“The proposed plan includes flexibility so that the bikeway installations can be adjusted based on considerations such as changing traffic volumes and the evolving needs of residents and businesses in the wake of the pandemic,” the statement said.
The cycling network will be expanded quickly through temporary installations by repurposing curb lanes along several key corridors.
Bloor Street East, University Avenue/Queen’s Park Crescent and Dundas Street East would be among the first installations.
The approved work also addresses other gaps in the network including locations in North York and Scarborough and includes acceleration of the Bloor West Bikeway Extension, as well as streetscape improvements and temporary bike lanes on Danforth Avenue.
Delivery of other Council-approved 2020 Cycling Network implementation projects will continue, but will be on an accelerated schedule, including the Bloor West Bikeway Extension.
Most of the ActiveTO bikeway initiatives are quick-start installations using temporary barricades and include minimal changes to existing street design.

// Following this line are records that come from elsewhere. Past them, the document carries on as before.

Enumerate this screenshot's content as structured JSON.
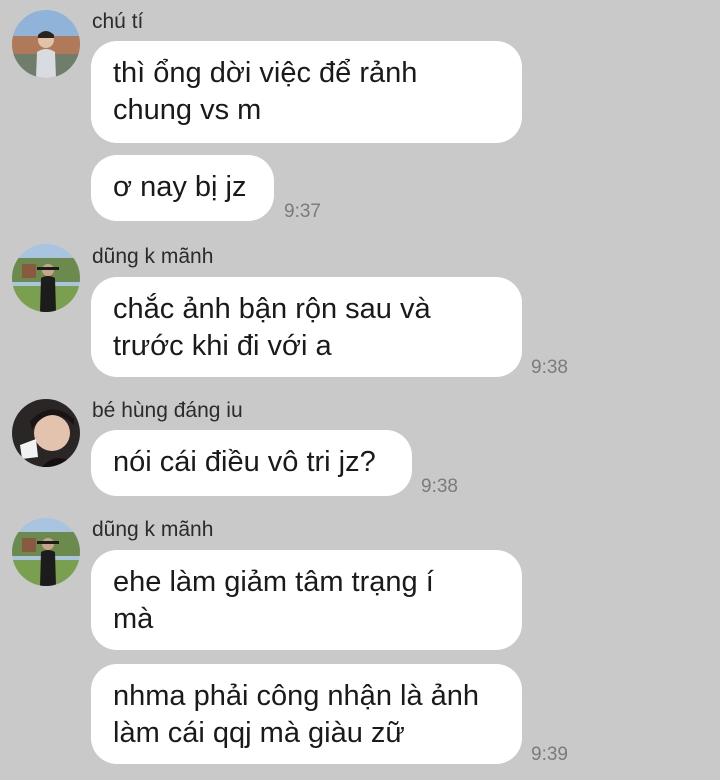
{
  "chat": {
    "groups": [
      {
        "sender": "chú tí",
        "avatar": "avatar-chu-ti",
        "messages": [
          {
            "lines": [
              "thì ổng dời việc để rảnh",
              "chung vs m"
            ],
            "time": ""
          },
          {
            "lines": [
              "ơ nay bị jz"
            ],
            "time": "9:37"
          }
        ]
      },
      {
        "sender": "dũng k mãnh",
        "avatar": "avatar-dung-k-manh",
        "messages": [
          {
            "lines": [
              "chắc ảnh bận rộn sau và",
              "trước khi đi với a"
            ],
            "time": "9:38"
          }
        ]
      },
      {
        "sender": "bé hùng đáng iu",
        "avatar": "avatar-be-hung",
        "messages": [
          {
            "lines": [
              "nói cái điều vô tri jz?"
            ],
            "time": "9:38"
          }
        ]
      },
      {
        "sender": "dũng k mãnh",
        "avatar": "avatar-dung-k-manh",
        "messages": [
          {
            "lines": [
              "ehe làm giảm tâm trạng í",
              "mà"
            ],
            "time": ""
          },
          {
            "lines": [
              "nhma phải công nhận là ảnh",
              "làm cái qqj mà giàu zữ"
            ],
            "time": "9:39"
          }
        ]
      }
    ]
  },
  "colors": {
    "background": "#c9c9c9",
    "bubble": "#ffffff",
    "time_text": "#7b7b7b"
  }
}
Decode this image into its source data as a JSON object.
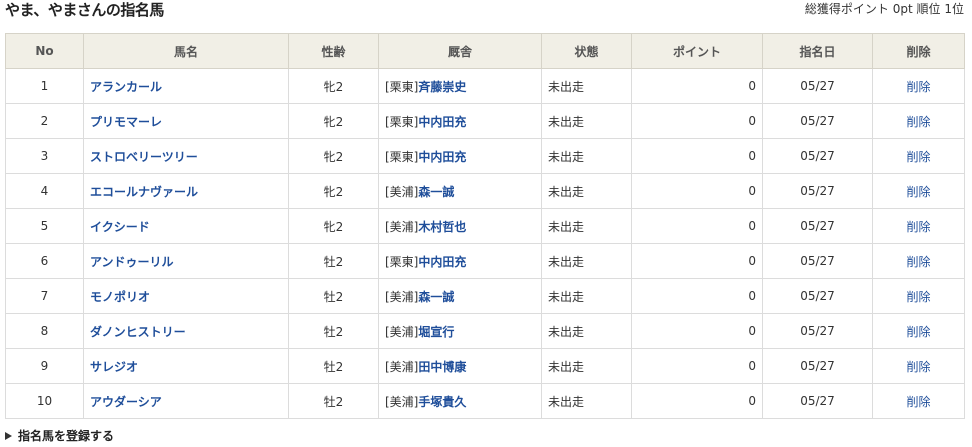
{
  "header": {
    "title": "やま、やまさんの指名馬",
    "points_label": "総獲得ポイント",
    "points_value": "0pt",
    "rank_label": "順位",
    "rank_value": "1位"
  },
  "table": {
    "columns": [
      "No",
      "馬名",
      "性齢",
      "厩舎",
      "状態",
      "ポイント",
      "指名日",
      "削除"
    ],
    "rows": [
      {
        "no": "1",
        "name": "アランカール",
        "sex_age": "牝2",
        "center": "[栗東]",
        "trainer": "斉藤崇史",
        "status": "未出走",
        "points": "0",
        "date": "05/27",
        "delete": "削除"
      },
      {
        "no": "2",
        "name": "プリモマーレ",
        "sex_age": "牝2",
        "center": "[栗東]",
        "trainer": "中内田充",
        "status": "未出走",
        "points": "0",
        "date": "05/27",
        "delete": "削除"
      },
      {
        "no": "3",
        "name": "ストロベリーツリー",
        "sex_age": "牝2",
        "center": "[栗東]",
        "trainer": "中内田充",
        "status": "未出走",
        "points": "0",
        "date": "05/27",
        "delete": "削除"
      },
      {
        "no": "4",
        "name": "エコールナヴァール",
        "sex_age": "牝2",
        "center": "[美浦]",
        "trainer": "森一誠",
        "status": "未出走",
        "points": "0",
        "date": "05/27",
        "delete": "削除"
      },
      {
        "no": "5",
        "name": "イクシード",
        "sex_age": "牝2",
        "center": "[美浦]",
        "trainer": "木村哲也",
        "status": "未出走",
        "points": "0",
        "date": "05/27",
        "delete": "削除"
      },
      {
        "no": "6",
        "name": "アンドゥーリル",
        "sex_age": "牡2",
        "center": "[栗東]",
        "trainer": "中内田充",
        "status": "未出走",
        "points": "0",
        "date": "05/27",
        "delete": "削除"
      },
      {
        "no": "7",
        "name": "モノポリオ",
        "sex_age": "牡2",
        "center": "[美浦]",
        "trainer": "森一誠",
        "status": "未出走",
        "points": "0",
        "date": "05/27",
        "delete": "削除"
      },
      {
        "no": "8",
        "name": "ダノンヒストリー",
        "sex_age": "牡2",
        "center": "[美浦]",
        "trainer": "堀宣行",
        "status": "未出走",
        "points": "0",
        "date": "05/27",
        "delete": "削除"
      },
      {
        "no": "9",
        "name": "サレジオ",
        "sex_age": "牡2",
        "center": "[美浦]",
        "trainer": "田中博康",
        "status": "未出走",
        "points": "0",
        "date": "05/27",
        "delete": "削除"
      },
      {
        "no": "10",
        "name": "アウダーシア",
        "sex_age": "牡2",
        "center": "[美浦]",
        "trainer": "手塚貴久",
        "status": "未出走",
        "points": "0",
        "date": "05/27",
        "delete": "削除"
      }
    ]
  },
  "footer": {
    "register_label": "指名馬を登録する"
  },
  "icons": {
    "register_toggle": "triangle-right-icon"
  }
}
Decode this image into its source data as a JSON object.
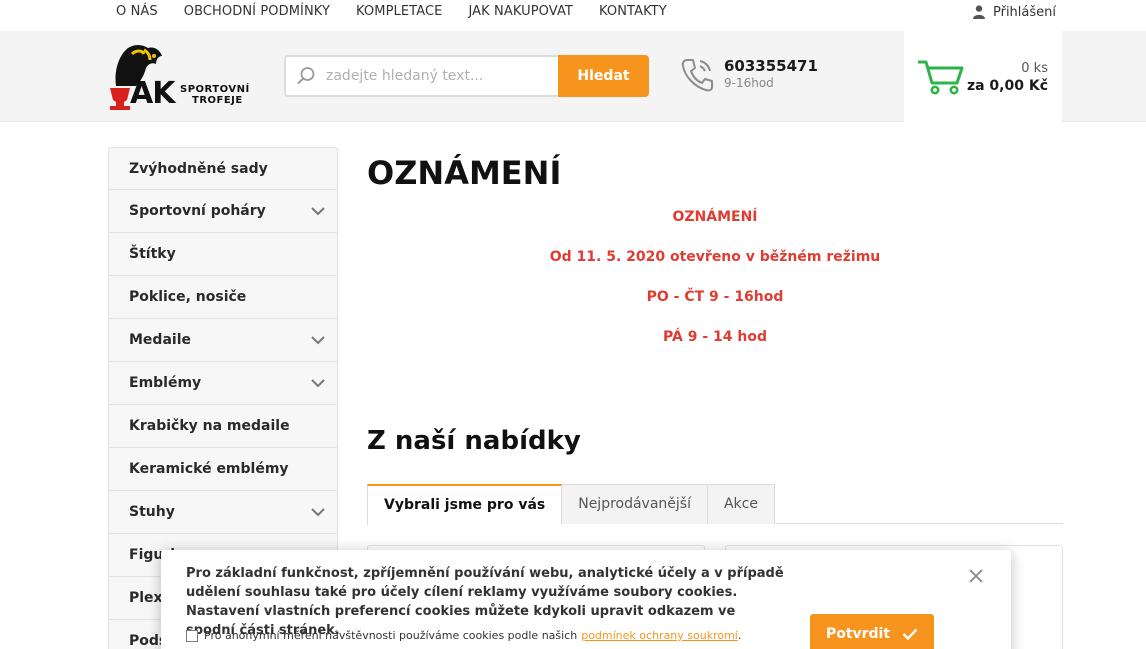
{
  "topnav": {
    "items": [
      {
        "label": "O NÁS"
      },
      {
        "label": "OBCHODNÍ PODMÍNKY"
      },
      {
        "label": "KOMPLETACE"
      },
      {
        "label": "JAK NAKUPOVAT"
      },
      {
        "label": "KONTAKTY"
      }
    ],
    "login_label": "Přihlášení",
    "login_icon": "user-icon"
  },
  "header": {
    "logo": {
      "main_text": "AK",
      "line1": "SPORTOVNÍ",
      "line2": "TROFEJE"
    },
    "search": {
      "placeholder": "zadejte hledaný text...",
      "value": "",
      "button_label": "Hledat",
      "icon": "search-icon"
    },
    "phone": {
      "number": "603355471",
      "hours": "9-16hod",
      "icon": "phone-icon"
    },
    "cart": {
      "quantity": "0 ks",
      "total": "za 0,00 Kč",
      "icon": "cart-icon"
    }
  },
  "sidebar": {
    "items": [
      {
        "label": "Zvýhodněné sady",
        "has_children": false
      },
      {
        "label": "Sportovní poháry",
        "has_children": true
      },
      {
        "label": "Štítky",
        "has_children": false
      },
      {
        "label": "Poklice, nosiče",
        "has_children": false
      },
      {
        "label": "Medaile",
        "has_children": true
      },
      {
        "label": "Emblémy",
        "has_children": true
      },
      {
        "label": "Krabičky na medaile",
        "has_children": false
      },
      {
        "label": "Keramické emblémy",
        "has_children": false
      },
      {
        "label": "Stuhy",
        "has_children": true
      },
      {
        "label": "Figurky",
        "has_children": false
      },
      {
        "label": "Plexi",
        "has_children": false
      },
      {
        "label": "Podstavce",
        "has_children": false
      }
    ]
  },
  "main": {
    "title": "OZNÁMENÍ",
    "notice": [
      "OZNÁMENÍ",
      "Od 11. 5. 2020 otevřeno v běžném režimu",
      "PO - ČT 9 - 16hod",
      "PÁ 9 - 14 hod"
    ],
    "offer_title": "Z naší nabídky",
    "tabs": [
      {
        "label": "Vybrali jsme pro vás",
        "active": true
      },
      {
        "label": "Nejprodávanější",
        "active": false
      },
      {
        "label": "Akce",
        "active": false
      }
    ]
  },
  "cookie": {
    "text": "Pro základní funkčnost, zpříjemnění používání webu, analytické účely a v případě udělení souhlasu také pro účely cílení reklamy využíváme soubory cookies. Nastavení vlastních preferencí cookies můžete kdykoli upravit odkazem ve spodní části stránek.",
    "checkbox_label": "Pro anonymní měření návštěvnosti používáme cookies podle našich",
    "checkbox_link": "podmínek ochrany soukromí",
    "checkbox_suffix": ".",
    "confirm_label": "Potvrdit"
  },
  "colors": {
    "accent": "#f7941d",
    "notice_red": "#e03c31",
    "cart_green": "#2db34a"
  }
}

As part of the City’s focus on main street revitalization in the wake of the pandemic, the City will also create more public space and patios, while making a “more beautiful street and pilot active transportation infrastructure” on Danforth Avenue, from Broadview Avenue to Dawes Road.
While vehicle traffic volumes are currently very low, City traffic data shows that a significant number of people have continued to rely on cycling as an important transportation choice over the past several weeks. The data also suggests that many people are choosing cycling instead of riding transit, and typically cycling volumes in Toronto increase as temperatures warm up.
At the April 30 City Council meeting, staff were requested to look at more active transportation as a crucial part of the City’s restart and recovery plan and in anticipation of changes in traffic patterns.
The ActiveTO program was developed by Toronto Public Health and Transportation Services to provide more space for people to be physically active and improve physical distancing as part of the City’s restart and recovery in the wake of the coronavirus.
Other programs as part of ActiveTO include major weekend road closures along City trails to make space for people, alleviate weekend and holiday crowding, and ensure there is room to be physically active and respect physical distancing.
The program also includes a plan for more than 50 km of Quiet Streets being planned or installed around the city. Quiet Streets are neighbourhood streets that are shared space for people, bikes and slow-moving, local vehicle traffic.